Vision and Awareness

Vision and Awareness are the New Buzz Words. How important are they?

Of all the pillars of player development, the two that separate an exceptional player from a good player are the level of Vision and Awareness.

Vision is the skill of seeing things quickly and in some instances before they happen in the game.

Awareness is a combination of feeling and recognizing opportunities to make and execute plays faster than opponents.

In team sports like soccer where interactions with team members are integral to ball possession, vision can be as simple as having your head on a swivel checking in every direction for clues as to what the opponent is doing and what you and your teammates are doing.  It allows a player in control of the ball to serve the pass to an open player, perhaps starting a possession sequence that could lead to scoring goals. Vison can also include a player not with the ball moving into open spaces, placing them in a situational dominance of defenders, making their opponent unable to match their pace of play and movement. READ MORE

How to watch and learn Soccer

I was asked last week how MOTI can help me understand the game of soccer when I watch broadcast games on TV.

Go to the MOTI Sports Activities and look for the simplest ball movement like ‘passing in pairs’ and you will witness two players facing each other delivering a ball back and forth.  This setup and format are the backbone of the game of soccer and deserve your observation as a key element to building one’s understanding of soccer excellence.

The next progression is to see the inclusion of a third player, then the fourth. With this spectator directive, your observations can now turn to the flow and effectiveness of possession and sequences of passes to move forward against the opposition. Possessions by a team will settle the game’s momentum on how a team is set up to take advantage of a perceived weak point and exploit that weakness. READ MORE

What can make our Soccer players improve?

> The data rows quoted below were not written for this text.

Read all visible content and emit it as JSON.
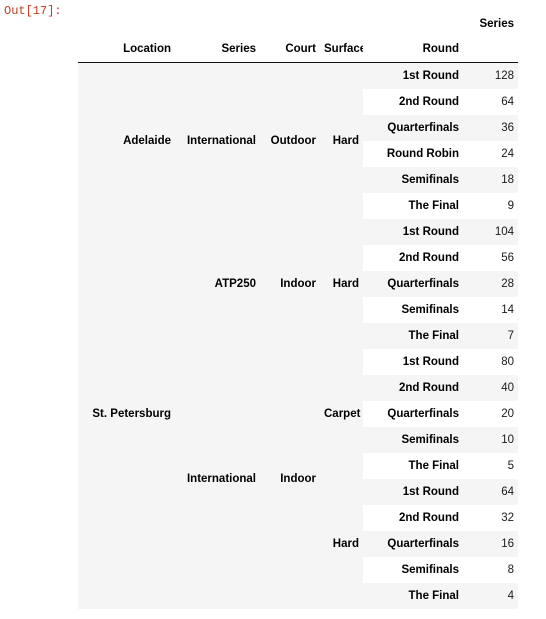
{
  "notebook": {
    "prompt": "Out[17]:"
  },
  "table": {
    "value_column_header": "Series",
    "index_headers": [
      "Location",
      "Series",
      "Court",
      "Surface",
      "Round"
    ],
    "rows": [
      {
        "location": "Adelaide",
        "series": "International",
        "court": "Outdoor",
        "surface": "Hard",
        "round": "1st Round",
        "value": "128"
      },
      {
        "location": "",
        "series": "",
        "court": "",
        "surface": "",
        "round": "2nd Round",
        "value": "64"
      },
      {
        "location": "",
        "series": "",
        "court": "",
        "surface": "",
        "round": "Quarterfinals",
        "value": "36"
      },
      {
        "location": "",
        "series": "",
        "court": "",
        "surface": "",
        "round": "Round Robin",
        "value": "24"
      },
      {
        "location": "",
        "series": "",
        "court": "",
        "surface": "",
        "round": "Semifinals",
        "value": "18"
      },
      {
        "location": "",
        "series": "",
        "court": "",
        "surface": "",
        "round": "The Final",
        "value": "9"
      },
      {
        "location": "St. Petersburg",
        "series": "ATP250",
        "court": "Indoor",
        "surface": "Hard",
        "round": "1st Round",
        "value": "104"
      },
      {
        "location": "",
        "series": "",
        "court": "",
        "surface": "",
        "round": "2nd Round",
        "value": "56"
      },
      {
        "location": "",
        "series": "",
        "court": "",
        "surface": "",
        "round": "Quarterfinals",
        "value": "28"
      },
      {
        "location": "",
        "series": "",
        "court": "",
        "surface": "",
        "round": "Semifinals",
        "value": "14"
      },
      {
        "location": "",
        "series": "",
        "court": "",
        "surface": "",
        "round": "The Final",
        "value": "7"
      },
      {
        "location": "",
        "series": "International",
        "court": "Indoor",
        "surface": "Carpet",
        "round": "1st Round",
        "value": "80"
      },
      {
        "location": "",
        "series": "",
        "court": "",
        "surface": "",
        "round": "2nd Round",
        "value": "40"
      },
      {
        "location": "",
        "series": "",
        "court": "",
        "surface": "",
        "round": "Quarterfinals",
        "value": "20"
      },
      {
        "location": "",
        "series": "",
        "court": "",
        "surface": "",
        "round": "Semifinals",
        "value": "10"
      },
      {
        "location": "",
        "series": "",
        "court": "",
        "surface": "",
        "round": "The Final",
        "value": "5"
      },
      {
        "location": "",
        "series": "",
        "court": "",
        "surface": "Hard",
        "round": "1st Round",
        "value": "64"
      },
      {
        "location": "",
        "series": "",
        "court": "",
        "surface": "",
        "round": "2nd Round",
        "value": "32"
      },
      {
        "location": "",
        "series": "",
        "court": "",
        "surface": "",
        "round": "Quarterfinals",
        "value": "16"
      },
      {
        "location": "",
        "series": "",
        "court": "",
        "surface": "",
        "round": "Semifinals",
        "value": "8"
      },
      {
        "location": "",
        "series": "",
        "court": "",
        "surface": "",
        "round": "The Final",
        "value": "4"
      }
    ],
    "groups": {
      "location": [
        {
          "label": "Adelaide",
          "span": 6
        },
        {
          "label": "St. Petersburg",
          "span": 15
        }
      ],
      "series": [
        {
          "label": "International",
          "span": 6
        },
        {
          "label": "ATP250",
          "span": 5
        },
        {
          "label": "International",
          "span": 10
        }
      ],
      "court": [
        {
          "label": "Outdoor",
          "span": 6
        },
        {
          "label": "Indoor",
          "span": 5
        },
        {
          "label": "Indoor",
          "span": 10
        }
      ],
      "surface": [
        {
          "label": "Hard",
          "span": 6
        },
        {
          "label": "Hard",
          "span": 5
        },
        {
          "label": "Carpet",
          "span": 5
        },
        {
          "label": "Hard",
          "span": 5
        }
      ]
    },
    "colors": {
      "shade": "#f5f5f5",
      "rule": "#111111",
      "prompt": "#bf3f22"
    }
  }
}
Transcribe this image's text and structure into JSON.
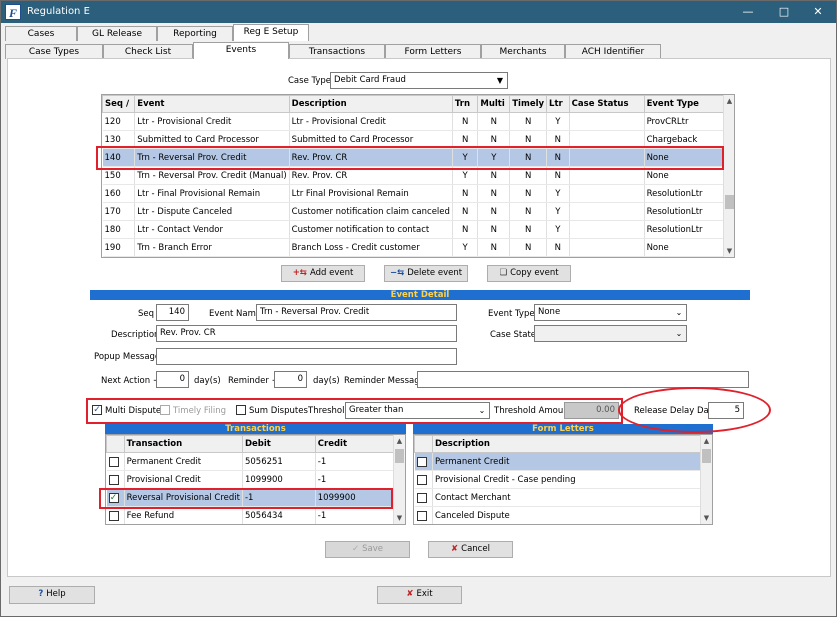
{
  "window": {
    "title": "Regulation E",
    "app_icon": "F"
  },
  "main_tabs": [
    "Cases",
    "GL Release",
    "Reporting",
    "Reg E Setup"
  ],
  "sub_tabs": [
    "Case Types",
    "Check List",
    "Events",
    "Transactions",
    "Form Letters",
    "Merchants",
    "ACH Identifier"
  ],
  "case_type": {
    "label": "Case Type",
    "value": "Debit Card Fraud"
  },
  "events_table": {
    "headers": [
      "Seq",
      "Event",
      "Description",
      "Trn",
      "Multi",
      "Timely",
      "Ltr",
      "Case Status",
      "Event Type"
    ],
    "rows": [
      [
        "120",
        "Ltr - Provisional Credit",
        "Ltr - Provisional Credit",
        "N",
        "N",
        "N",
        "Y",
        "",
        "ProvCRLtr"
      ],
      [
        "130",
        "Submitted to Card Processor",
        "Submitted to Card Processor",
        "N",
        "N",
        "N",
        "N",
        "",
        "Chargeback"
      ],
      [
        "140",
        "Trn - Reversal Prov. Credit",
        "Rev. Prov. CR",
        "Y",
        "Y",
        "N",
        "N",
        "",
        "None"
      ],
      [
        "150",
        "Trn - Reversal Prov. Credit (Manual)",
        "Rev. Prov. CR",
        "Y",
        "N",
        "N",
        "N",
        "",
        "None"
      ],
      [
        "160",
        "Ltr - Final Provisional Remain",
        "Ltr Final Provisional Remain",
        "N",
        "N",
        "N",
        "Y",
        "",
        "ResolutionLtr"
      ],
      [
        "170",
        "Ltr - Dispute Canceled",
        "Customer notification claim canceled",
        "N",
        "N",
        "N",
        "Y",
        "",
        "ResolutionLtr"
      ],
      [
        "180",
        "Ltr - Contact Vendor",
        "Customer notification to contact",
        "N",
        "N",
        "N",
        "Y",
        "",
        "ResolutionLtr"
      ],
      [
        "190",
        "Trn - Branch Error",
        "Branch Loss - Credit customer",
        "Y",
        "N",
        "N",
        "N",
        "",
        "None"
      ]
    ]
  },
  "buttons": {
    "add_event": "Add event",
    "delete_event": "Delete event",
    "copy_event": "Copy event",
    "save": "Save",
    "cancel": "Cancel",
    "help": "Help",
    "exit": "Exit"
  },
  "event_detail": {
    "header": "Event Detail",
    "seq_label": "Seq",
    "seq": "140",
    "event_name_label": "Event Name",
    "event_name": "Trn - Reversal Prov. Credit",
    "event_type_label": "Event Type",
    "event_type": "None",
    "description_label": "Description",
    "description": "Rev. Prov. CR",
    "case_state_label": "Case State",
    "case_state": "",
    "popup_label": "Popup Message",
    "popup": "",
    "next_action_label": "Next Action +",
    "next_action": "0",
    "days1": "day(s)",
    "reminder_label": "Reminder +",
    "reminder": "0",
    "days2": "day(s)",
    "reminder_msg_label": "Reminder Message",
    "reminder_msg": "",
    "multi_dispute": "Multi Dispute",
    "timely_filing": "Timely Filing",
    "sum_disputes": "Sum Disputes",
    "threshold_label": "Threshold",
    "threshold": "Greater than",
    "threshold_amount_label": "Threshold Amount",
    "threshold_amount": "0.00",
    "release_delay_label": "Release Delay Days",
    "release_delay": "5"
  },
  "transactions": {
    "header": "Transactions",
    "columns": [
      "Transaction",
      "Debit",
      "Credit"
    ],
    "rows": [
      [
        "Permanent Credit",
        "5056251",
        "-1"
      ],
      [
        "Provisional Credit",
        "1099900",
        "-1"
      ],
      [
        "Reversal Provisional Credit",
        "-1",
        "1099900"
      ],
      [
        "Fee Refund",
        "5056434",
        "-1"
      ]
    ]
  },
  "form_letters": {
    "header": "Form Letters",
    "columns": [
      "Description"
    ],
    "rows": [
      "Permanent Credit",
      "Provisional Credit - Case pending",
      "Contact Merchant",
      "Canceled Dispute"
    ]
  },
  "colors": {
    "titlebar": "#2b5f7c",
    "section": "#1e6fd0",
    "section_text": "#ffd24a",
    "selection": "#b4c8e6",
    "annotation": "#e0202a"
  }
}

Metacognition is “cognition about cognition”, “thinking about thinking”, “knowing about knowing”, becoming “aware of one’s awareness” and higher-order thinking skills. The term comes from the root word meta, meaning “beyond”, or “on top of”. Metacognition can take many forms; it includes knowledge about when and how to use particular strategies for learning or problem-solving. There are generally two components of metacognition: (1) knowledge about cognition and (2) regulation of cognition. (https://en.wikipedia.org/wiki/Metacognition) READ MORE

Volunteer Parents are the lifeblood

Volunteer Parents are the lifeblood of every Youth Soccer Club or Association.  They make the organization work and determine the short- and long-term success of the youth soccer club.

My experience and understanding of youth soccer are that most organizations lose up to 50% of their volunteer base predominantly in the coaching ranks each year.  By stopping a revolving door of losing these coach volunteers the Club can enjoy coach and management experience with continuity. Clubs need to offer age and gender specific programs that fit the organizations culture to make volunteer coach experiences rewarding and enjoyable, so they will sign on for another year or even more and continue to volunteer. READ MORE

Coaching U10 Players (and their parents)!

At this age the coach’s task is to provide the opportunity to play soccer.  These students have minds and bodies that are like sponges and we need to keep their attention.  The instruction can be directed at the development of the entire player, their physical, cognitive, social and psychological needs.

Remember U10 players are still children not adult players, their attention span is getting a little longer than last year but still not fully developed.  Their motion is gaining in balance and strength but not yet fully developed.  Psychologically U10 children are becoming stronger in understanding how to cooperate and share with others.  Boys and Girls are beginning to develop at different speeds, girls getting their growth spurts a little earlier.  Motor skills overall are becoming more refined.  Muscle memory is very elastic and receptive to good instruction.  At this age player memory is absorbing content as fast as it can be delivered and players are able to think ahead because they can tap into new information they have recently experienced.   READ MORE

New Coach? What do you do now?

Are you a new coach involved with Soccer for the first time asking – What do I do now?

What follows will give you enough pointers to begin coaching and give you a solid foundation to plan practices, identify and teach relevant soccer skills that will hopefully lead to bolstering your involvement in and ultimate enjoyment of the great game of soccer.

Soccer is a game of great skill and technique if it is to be played correctly and enjoyed immensely. When first starting out it is important, as a coach, that you not try to instruct the new player too much at one time. In the initial stages of development your concentration should be focused on having your players familiarize themselves with fundamental ball handling techniques. It is important that young players learn to control the ball with different body surfaces such as feet, thighs and chest. Being able to comfortably juggle the ball on all surfaces of the body is a natural progression to close ground control. Creating positive practice environments, especially during the beginning sessions, and allowing players to experience the many moves and technique skill sets together as a team is vital. Only with perseverance and repetitions will players attain the feel and touch required to have maximum control of their body and the ball. READ MORE